Autonomy and practice: the case of complementary practitioners in the UK.
School of Continuing Education, University of Leeds, UK.

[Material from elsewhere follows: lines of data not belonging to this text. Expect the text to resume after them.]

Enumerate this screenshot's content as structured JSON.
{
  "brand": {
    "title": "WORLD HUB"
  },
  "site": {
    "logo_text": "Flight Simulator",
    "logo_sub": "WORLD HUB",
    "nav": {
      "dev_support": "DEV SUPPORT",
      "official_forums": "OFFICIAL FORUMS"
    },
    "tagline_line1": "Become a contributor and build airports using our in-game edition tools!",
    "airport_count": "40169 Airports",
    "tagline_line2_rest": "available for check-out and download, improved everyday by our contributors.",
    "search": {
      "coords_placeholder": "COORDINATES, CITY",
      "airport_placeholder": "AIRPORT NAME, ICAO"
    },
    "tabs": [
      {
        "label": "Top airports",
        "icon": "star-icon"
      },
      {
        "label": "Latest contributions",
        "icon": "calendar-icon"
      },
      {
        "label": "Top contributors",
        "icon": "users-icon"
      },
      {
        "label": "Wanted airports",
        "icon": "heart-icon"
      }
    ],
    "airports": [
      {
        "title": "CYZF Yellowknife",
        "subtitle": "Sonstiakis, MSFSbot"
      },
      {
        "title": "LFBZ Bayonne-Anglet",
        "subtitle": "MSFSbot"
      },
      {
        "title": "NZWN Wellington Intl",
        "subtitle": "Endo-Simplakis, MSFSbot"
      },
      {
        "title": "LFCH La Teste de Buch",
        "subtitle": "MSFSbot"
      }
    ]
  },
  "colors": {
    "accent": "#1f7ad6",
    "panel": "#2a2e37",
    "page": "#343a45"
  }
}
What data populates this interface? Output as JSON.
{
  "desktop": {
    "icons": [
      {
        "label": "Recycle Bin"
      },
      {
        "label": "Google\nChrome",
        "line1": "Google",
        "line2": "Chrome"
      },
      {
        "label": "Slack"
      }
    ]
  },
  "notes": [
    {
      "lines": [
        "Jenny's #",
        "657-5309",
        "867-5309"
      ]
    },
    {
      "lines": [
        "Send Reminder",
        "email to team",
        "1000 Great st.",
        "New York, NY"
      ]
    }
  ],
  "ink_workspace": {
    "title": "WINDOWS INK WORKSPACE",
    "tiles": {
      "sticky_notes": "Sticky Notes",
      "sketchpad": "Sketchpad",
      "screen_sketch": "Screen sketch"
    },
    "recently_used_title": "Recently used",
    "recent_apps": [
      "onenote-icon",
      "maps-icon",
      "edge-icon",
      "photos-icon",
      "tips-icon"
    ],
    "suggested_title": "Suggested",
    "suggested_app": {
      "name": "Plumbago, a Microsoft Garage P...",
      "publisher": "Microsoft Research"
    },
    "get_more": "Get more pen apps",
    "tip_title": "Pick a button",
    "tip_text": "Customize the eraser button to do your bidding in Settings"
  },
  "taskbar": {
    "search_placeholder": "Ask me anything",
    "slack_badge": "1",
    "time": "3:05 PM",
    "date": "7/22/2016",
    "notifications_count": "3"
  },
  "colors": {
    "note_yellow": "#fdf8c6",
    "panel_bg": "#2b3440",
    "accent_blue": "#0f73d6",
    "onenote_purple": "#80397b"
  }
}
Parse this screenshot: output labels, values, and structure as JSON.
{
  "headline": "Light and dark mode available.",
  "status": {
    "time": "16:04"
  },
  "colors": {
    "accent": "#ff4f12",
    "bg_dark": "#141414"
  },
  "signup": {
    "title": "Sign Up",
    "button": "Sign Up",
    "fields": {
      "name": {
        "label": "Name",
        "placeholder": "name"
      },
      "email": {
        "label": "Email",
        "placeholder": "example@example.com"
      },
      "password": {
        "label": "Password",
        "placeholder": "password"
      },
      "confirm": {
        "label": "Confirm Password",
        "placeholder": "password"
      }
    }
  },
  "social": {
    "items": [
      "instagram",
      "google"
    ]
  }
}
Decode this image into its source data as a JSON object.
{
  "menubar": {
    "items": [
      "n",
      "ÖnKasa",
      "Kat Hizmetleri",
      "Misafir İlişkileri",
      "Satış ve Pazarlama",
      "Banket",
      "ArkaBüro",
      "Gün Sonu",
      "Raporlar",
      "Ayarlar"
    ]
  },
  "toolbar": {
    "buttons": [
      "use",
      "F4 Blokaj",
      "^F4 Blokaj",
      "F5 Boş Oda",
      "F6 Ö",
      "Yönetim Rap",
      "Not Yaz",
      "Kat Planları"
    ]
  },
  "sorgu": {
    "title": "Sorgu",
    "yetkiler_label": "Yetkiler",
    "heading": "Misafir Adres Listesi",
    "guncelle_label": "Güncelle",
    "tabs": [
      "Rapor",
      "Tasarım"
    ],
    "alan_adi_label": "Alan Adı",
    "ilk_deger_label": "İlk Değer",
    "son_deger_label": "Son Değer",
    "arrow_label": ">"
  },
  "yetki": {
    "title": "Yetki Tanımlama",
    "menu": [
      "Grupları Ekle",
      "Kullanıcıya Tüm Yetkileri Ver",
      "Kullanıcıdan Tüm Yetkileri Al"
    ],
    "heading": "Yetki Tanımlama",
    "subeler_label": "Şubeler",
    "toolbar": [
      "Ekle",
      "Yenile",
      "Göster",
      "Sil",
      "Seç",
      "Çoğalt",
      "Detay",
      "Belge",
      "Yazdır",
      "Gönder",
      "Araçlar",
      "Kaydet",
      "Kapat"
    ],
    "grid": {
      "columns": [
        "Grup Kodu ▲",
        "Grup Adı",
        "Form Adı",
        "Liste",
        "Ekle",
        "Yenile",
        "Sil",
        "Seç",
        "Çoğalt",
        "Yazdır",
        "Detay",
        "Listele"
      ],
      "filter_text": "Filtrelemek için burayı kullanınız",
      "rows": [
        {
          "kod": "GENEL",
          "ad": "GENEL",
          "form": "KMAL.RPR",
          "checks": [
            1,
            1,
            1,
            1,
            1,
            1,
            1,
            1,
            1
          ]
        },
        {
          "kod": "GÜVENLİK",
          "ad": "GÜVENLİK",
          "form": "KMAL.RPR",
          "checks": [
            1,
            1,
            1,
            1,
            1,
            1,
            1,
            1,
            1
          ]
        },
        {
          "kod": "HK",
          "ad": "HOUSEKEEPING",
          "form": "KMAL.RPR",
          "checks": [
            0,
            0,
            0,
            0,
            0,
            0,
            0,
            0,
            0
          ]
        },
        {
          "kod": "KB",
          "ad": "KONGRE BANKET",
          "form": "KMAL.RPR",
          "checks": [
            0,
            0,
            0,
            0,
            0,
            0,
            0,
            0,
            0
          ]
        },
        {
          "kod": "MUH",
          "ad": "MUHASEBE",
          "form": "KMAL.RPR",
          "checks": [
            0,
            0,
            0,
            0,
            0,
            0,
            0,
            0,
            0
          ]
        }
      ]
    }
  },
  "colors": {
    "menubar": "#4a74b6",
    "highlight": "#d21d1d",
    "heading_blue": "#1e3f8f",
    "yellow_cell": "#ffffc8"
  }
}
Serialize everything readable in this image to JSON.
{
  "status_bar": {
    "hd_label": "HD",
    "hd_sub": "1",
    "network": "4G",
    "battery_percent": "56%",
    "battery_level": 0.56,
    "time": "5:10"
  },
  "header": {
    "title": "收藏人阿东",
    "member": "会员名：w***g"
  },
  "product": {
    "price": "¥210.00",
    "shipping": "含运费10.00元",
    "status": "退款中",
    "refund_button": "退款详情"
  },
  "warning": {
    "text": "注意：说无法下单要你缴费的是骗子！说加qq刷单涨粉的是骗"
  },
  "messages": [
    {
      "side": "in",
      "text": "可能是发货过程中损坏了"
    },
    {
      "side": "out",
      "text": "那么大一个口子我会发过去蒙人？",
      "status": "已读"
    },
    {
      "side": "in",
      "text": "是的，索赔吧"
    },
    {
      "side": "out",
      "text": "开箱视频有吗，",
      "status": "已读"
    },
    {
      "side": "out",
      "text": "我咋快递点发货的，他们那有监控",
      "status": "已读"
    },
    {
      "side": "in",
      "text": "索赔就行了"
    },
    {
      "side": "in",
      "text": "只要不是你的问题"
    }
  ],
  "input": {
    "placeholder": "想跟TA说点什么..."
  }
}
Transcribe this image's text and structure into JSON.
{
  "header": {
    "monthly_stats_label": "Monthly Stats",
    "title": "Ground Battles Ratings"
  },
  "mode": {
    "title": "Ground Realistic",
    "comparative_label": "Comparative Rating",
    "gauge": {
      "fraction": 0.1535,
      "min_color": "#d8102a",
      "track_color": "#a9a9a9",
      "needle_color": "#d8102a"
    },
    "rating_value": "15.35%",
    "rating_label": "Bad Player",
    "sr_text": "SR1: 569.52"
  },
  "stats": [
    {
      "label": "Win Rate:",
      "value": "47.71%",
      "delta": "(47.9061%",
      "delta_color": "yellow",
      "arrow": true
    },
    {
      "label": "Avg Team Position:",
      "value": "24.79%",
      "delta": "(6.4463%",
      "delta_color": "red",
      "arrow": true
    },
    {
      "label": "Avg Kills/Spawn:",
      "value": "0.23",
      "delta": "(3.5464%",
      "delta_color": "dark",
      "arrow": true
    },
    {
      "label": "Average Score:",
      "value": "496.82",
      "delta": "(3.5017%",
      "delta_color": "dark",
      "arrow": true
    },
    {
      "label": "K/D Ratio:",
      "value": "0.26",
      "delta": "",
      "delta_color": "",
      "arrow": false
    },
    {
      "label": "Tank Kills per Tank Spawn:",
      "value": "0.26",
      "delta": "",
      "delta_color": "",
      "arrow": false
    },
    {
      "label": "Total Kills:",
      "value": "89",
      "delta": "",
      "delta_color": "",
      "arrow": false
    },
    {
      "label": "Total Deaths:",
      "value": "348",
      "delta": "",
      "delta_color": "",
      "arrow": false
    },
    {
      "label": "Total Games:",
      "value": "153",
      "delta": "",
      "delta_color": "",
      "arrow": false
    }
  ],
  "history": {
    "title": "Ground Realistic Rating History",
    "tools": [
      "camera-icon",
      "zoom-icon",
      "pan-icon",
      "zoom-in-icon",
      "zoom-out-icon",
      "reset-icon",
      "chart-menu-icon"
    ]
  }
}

OBJECTIVE: 1. To identify the level of acceptance of the principle of British Medical Association (BMA) participation in the formulation of practice guidelines for complementary medicine amongst currently active non-orthodox practitioners in the UK. 2. To identify the level of support for individual BMA proposals. 3. To identify similarities and differences of attitude to the proposals between practitioners of selected non-orthodox therapies. DESIGN: A postal survey of 1000 practitioners of complementary medicine. SETTING: The UK between late 1993 and early 1994. STUDY PARTICIPANTS: One thousand currently practising UK complementary therapists from 4 groups-chiropractic, "lay" homeopathy, medical herbalism and reflexology. Systematic sampling (every nth practitioner) was used to select 250 respondents from membership lists of relevant representative bodies. The reponse rate was 57%. RESULTS: The principle of BMA participation in policy formation was accepted by the vast majority of respondents, although 87.7% stipulated that this should not constitute a major role. Each of the individual BMA proposals received majority support. Acceptance rates varied from 59.7% to 92.9%. Statistically significant differentiation between therapies was recorded on certain proposals. DISCUSSION: The revised stance of the BMA is finding a potentially receptive audience amongst UK complementary practitioners. There is a large amount of common ground between the proposals and what is acceptable to practitioners. However, the situation is complicated by intra-sectoral differentiation. Particular therapy and issue-specific barriers exist to the universal utilization of the kind of measures proposed.